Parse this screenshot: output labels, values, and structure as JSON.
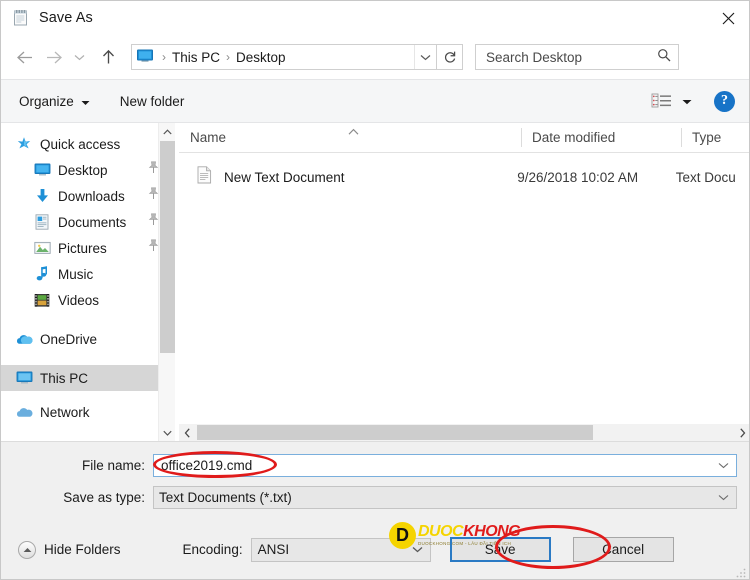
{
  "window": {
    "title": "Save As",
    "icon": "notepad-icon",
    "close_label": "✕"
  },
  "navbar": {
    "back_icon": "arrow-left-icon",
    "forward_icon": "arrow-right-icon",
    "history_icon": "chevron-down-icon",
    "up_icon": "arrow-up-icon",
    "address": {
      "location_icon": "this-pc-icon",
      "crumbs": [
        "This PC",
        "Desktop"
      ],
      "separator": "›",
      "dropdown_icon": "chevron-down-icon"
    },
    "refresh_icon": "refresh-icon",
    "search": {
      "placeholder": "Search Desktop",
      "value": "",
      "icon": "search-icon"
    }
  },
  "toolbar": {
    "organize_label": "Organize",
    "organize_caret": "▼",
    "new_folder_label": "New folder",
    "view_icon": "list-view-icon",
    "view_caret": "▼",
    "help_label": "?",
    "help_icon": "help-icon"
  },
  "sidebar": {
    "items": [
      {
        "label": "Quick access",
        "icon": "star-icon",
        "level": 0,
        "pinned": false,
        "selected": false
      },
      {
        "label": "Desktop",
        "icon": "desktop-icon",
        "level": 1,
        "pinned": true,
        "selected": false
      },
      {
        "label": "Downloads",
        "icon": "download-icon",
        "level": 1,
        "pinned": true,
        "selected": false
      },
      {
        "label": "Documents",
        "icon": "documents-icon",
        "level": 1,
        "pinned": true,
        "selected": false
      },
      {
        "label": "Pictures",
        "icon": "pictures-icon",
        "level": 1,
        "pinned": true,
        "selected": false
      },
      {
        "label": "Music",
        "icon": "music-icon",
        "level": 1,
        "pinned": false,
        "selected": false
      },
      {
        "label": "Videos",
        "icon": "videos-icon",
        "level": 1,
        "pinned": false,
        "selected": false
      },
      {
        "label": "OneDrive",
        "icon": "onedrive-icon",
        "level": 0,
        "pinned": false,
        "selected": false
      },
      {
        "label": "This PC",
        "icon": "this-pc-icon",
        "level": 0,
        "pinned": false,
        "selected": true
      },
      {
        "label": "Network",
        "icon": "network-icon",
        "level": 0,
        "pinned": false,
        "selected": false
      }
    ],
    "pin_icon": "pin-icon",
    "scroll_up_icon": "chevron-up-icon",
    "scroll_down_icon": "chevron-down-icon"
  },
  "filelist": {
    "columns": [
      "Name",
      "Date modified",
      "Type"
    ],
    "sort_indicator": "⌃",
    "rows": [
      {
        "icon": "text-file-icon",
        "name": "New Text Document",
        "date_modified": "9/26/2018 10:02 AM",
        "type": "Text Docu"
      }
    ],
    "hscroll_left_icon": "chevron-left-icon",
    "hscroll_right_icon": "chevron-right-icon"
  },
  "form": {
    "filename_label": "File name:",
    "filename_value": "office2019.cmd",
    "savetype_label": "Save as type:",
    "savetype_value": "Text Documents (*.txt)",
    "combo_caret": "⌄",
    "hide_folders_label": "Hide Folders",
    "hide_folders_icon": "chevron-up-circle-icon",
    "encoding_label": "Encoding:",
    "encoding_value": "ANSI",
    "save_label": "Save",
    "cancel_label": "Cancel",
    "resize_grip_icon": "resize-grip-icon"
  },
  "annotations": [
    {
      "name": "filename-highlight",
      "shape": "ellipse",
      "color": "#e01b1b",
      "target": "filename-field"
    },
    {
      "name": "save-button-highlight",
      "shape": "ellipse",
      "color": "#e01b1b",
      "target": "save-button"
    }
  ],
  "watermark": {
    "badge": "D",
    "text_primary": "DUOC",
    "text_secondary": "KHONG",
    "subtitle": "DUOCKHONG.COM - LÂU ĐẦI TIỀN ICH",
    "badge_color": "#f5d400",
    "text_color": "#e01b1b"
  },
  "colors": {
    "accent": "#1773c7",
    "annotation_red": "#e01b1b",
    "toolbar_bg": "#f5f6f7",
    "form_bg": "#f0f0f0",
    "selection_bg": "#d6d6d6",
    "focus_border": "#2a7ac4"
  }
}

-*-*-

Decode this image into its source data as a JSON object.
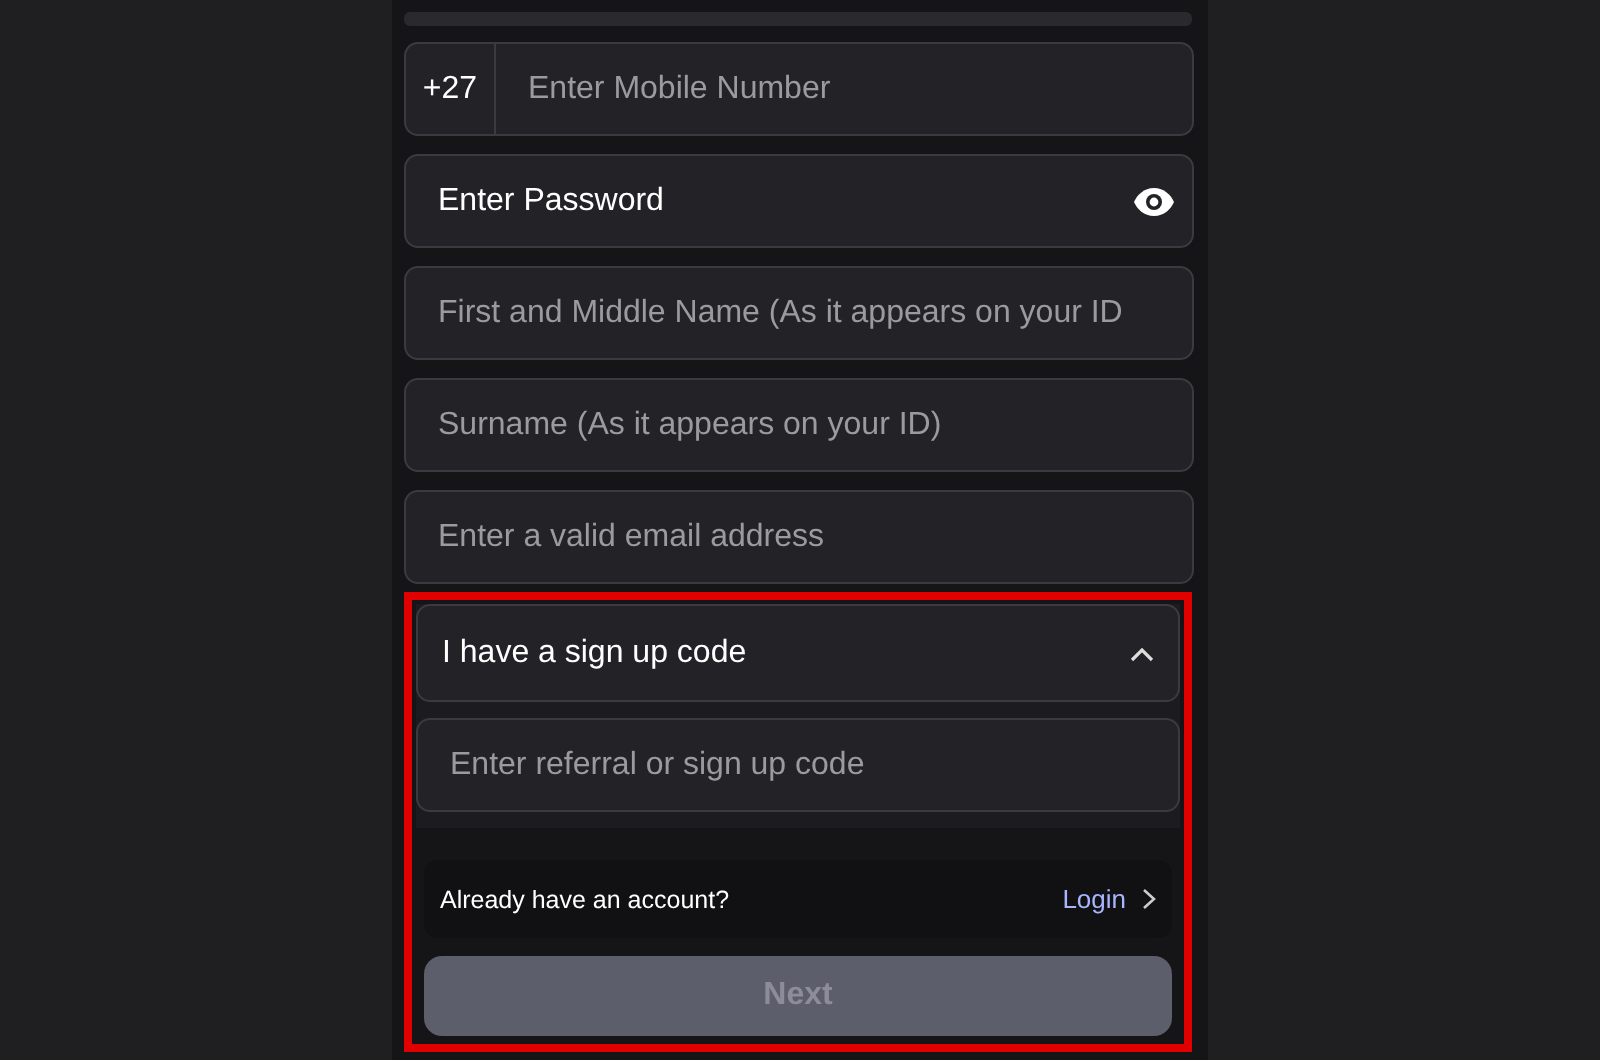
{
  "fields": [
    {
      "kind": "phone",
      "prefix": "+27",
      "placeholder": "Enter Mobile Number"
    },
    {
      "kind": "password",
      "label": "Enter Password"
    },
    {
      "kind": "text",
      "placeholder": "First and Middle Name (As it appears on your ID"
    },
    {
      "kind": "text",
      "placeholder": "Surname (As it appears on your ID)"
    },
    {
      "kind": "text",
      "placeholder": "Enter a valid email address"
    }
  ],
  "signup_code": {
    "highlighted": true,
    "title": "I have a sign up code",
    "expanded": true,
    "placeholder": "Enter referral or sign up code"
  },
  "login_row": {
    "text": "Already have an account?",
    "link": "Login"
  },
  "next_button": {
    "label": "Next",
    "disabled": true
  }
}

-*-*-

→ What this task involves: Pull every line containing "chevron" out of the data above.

→ Response to the exercise:
    "history_icon": "chevron-down-icon",
      "dropdown_icon": "chevron-down-icon"
    "scroll_up_icon": "chevron-up-icon",
    "scroll_down_icon": "chevron-down-icon"
    "hscroll_left_icon": "chevron-left-icon",
    "hscroll_right_icon": "chevron-right-icon"
    "hide_folders_icon": "chevron-up-circle-icon",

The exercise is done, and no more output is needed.